– To mount the USB external hard drive takes at least 5 seconds
– Takes 5 seconds to mount /swap files
– Takes 4 seconds for the haldaemon to start
To sum it all up I would say that with the current kernel that is configured on the Raspberry PI that this is the fastest speed it can get. However if the errors are fixed at the beginning of the boot i.e. (failed modules etc…) I would definitely say that the boot could go from 36 seconds to at least 25 seconds.

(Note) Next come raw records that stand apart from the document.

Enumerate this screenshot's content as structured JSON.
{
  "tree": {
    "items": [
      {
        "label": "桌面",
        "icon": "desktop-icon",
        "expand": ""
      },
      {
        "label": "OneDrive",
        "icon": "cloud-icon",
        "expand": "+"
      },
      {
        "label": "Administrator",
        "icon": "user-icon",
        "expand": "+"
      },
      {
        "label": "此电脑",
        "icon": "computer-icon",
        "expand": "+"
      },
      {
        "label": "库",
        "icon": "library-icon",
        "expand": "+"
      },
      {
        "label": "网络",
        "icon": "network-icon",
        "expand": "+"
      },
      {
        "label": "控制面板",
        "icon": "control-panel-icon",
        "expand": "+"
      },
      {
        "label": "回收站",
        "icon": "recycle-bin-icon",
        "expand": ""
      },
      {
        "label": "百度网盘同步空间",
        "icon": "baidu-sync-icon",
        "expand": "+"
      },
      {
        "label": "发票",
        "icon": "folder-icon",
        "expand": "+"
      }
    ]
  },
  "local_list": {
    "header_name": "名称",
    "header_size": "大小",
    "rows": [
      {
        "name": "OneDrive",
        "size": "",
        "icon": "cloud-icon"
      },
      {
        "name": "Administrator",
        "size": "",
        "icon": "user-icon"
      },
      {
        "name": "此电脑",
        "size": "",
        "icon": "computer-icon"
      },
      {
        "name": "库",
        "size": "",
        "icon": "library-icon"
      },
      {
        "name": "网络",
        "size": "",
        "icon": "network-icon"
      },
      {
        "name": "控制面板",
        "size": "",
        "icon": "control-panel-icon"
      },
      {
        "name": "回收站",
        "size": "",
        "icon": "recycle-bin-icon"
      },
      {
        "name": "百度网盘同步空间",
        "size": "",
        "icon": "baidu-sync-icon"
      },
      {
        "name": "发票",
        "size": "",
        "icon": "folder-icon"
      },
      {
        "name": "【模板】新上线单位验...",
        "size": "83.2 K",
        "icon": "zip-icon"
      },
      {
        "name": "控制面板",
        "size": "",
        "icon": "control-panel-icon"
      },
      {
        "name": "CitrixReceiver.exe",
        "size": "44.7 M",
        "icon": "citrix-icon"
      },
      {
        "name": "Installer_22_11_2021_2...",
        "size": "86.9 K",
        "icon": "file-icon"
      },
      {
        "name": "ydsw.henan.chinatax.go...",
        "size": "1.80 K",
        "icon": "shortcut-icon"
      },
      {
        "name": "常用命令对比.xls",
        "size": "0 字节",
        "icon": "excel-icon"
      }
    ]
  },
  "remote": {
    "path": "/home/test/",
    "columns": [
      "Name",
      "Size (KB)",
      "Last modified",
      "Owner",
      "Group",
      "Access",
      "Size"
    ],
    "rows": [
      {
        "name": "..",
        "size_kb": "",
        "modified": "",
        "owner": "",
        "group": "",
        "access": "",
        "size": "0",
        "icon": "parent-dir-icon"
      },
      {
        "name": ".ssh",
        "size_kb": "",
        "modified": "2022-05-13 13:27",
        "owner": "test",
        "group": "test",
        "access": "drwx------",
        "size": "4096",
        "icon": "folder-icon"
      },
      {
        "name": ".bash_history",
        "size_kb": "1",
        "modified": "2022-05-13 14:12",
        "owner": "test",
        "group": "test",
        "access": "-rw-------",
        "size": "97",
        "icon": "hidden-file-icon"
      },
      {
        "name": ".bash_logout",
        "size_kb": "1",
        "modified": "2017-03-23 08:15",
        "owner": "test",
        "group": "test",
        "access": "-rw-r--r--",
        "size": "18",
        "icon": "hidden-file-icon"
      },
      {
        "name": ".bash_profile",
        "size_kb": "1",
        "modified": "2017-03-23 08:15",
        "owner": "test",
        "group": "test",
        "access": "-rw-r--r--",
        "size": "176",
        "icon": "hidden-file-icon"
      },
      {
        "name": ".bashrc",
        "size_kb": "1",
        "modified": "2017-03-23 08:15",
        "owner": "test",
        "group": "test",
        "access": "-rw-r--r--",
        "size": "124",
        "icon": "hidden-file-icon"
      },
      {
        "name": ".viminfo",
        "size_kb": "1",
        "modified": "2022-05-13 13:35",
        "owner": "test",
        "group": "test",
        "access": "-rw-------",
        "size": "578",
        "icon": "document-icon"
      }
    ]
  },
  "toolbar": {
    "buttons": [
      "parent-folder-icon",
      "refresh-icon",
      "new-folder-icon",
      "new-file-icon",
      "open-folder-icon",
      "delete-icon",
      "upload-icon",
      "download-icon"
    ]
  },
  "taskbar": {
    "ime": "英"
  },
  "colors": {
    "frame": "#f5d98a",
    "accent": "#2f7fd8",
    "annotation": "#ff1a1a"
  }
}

You may ask where I am getting all of these boot estimations from. In my 0.1 post I mentioned that I wanted my goal to be getting the device to boot in 15 seconds. While I couldn’t meet that goal for reasons beyond my control (failed modules, kernel issues) I figured that I should make a virtual machine with the same specs and the PI. I did this in my 0.2 I was able to make a virtual machine that just had the same services running as the PI in 11.6 seconds; you can watch that video here.
I have done more work to that virtual machine. I disabled more services that I mentioned earlier in my post; enabled readahead speed up the disk with hdparm mounted some file systems temporarily and before you knew it I had my virtual machine booting in 6.9 seconds! I definitely didn’t expect it to boot that quick. Below is a video of the boot:
I’m currently working on a bash script that will turn off all unneeded services and enable readahead.The reason why I haven’t uploaded it yet is because I know that everyone’s system is setup differently and I didn’t want to create something that’s going to harm or potentially crash your system. I want the script to be as efficient as possible without harming your system. The script will be uploaded sometime next week.
Overall I actually loved experimenting and doing the work for Software Build and release. This project was very interesting to me and lead me to learn a lot of new techniques and concepts. I definitely didn’t expect to find myself creating a virtual machined boot in 6.9 seconds, that’s for sure. It also felt good actually working on a device that hasn’t even been fully released yet. Now I can say that I know all about the Raspberry PI Foundation and that I helped make it boot more efficiently and faster.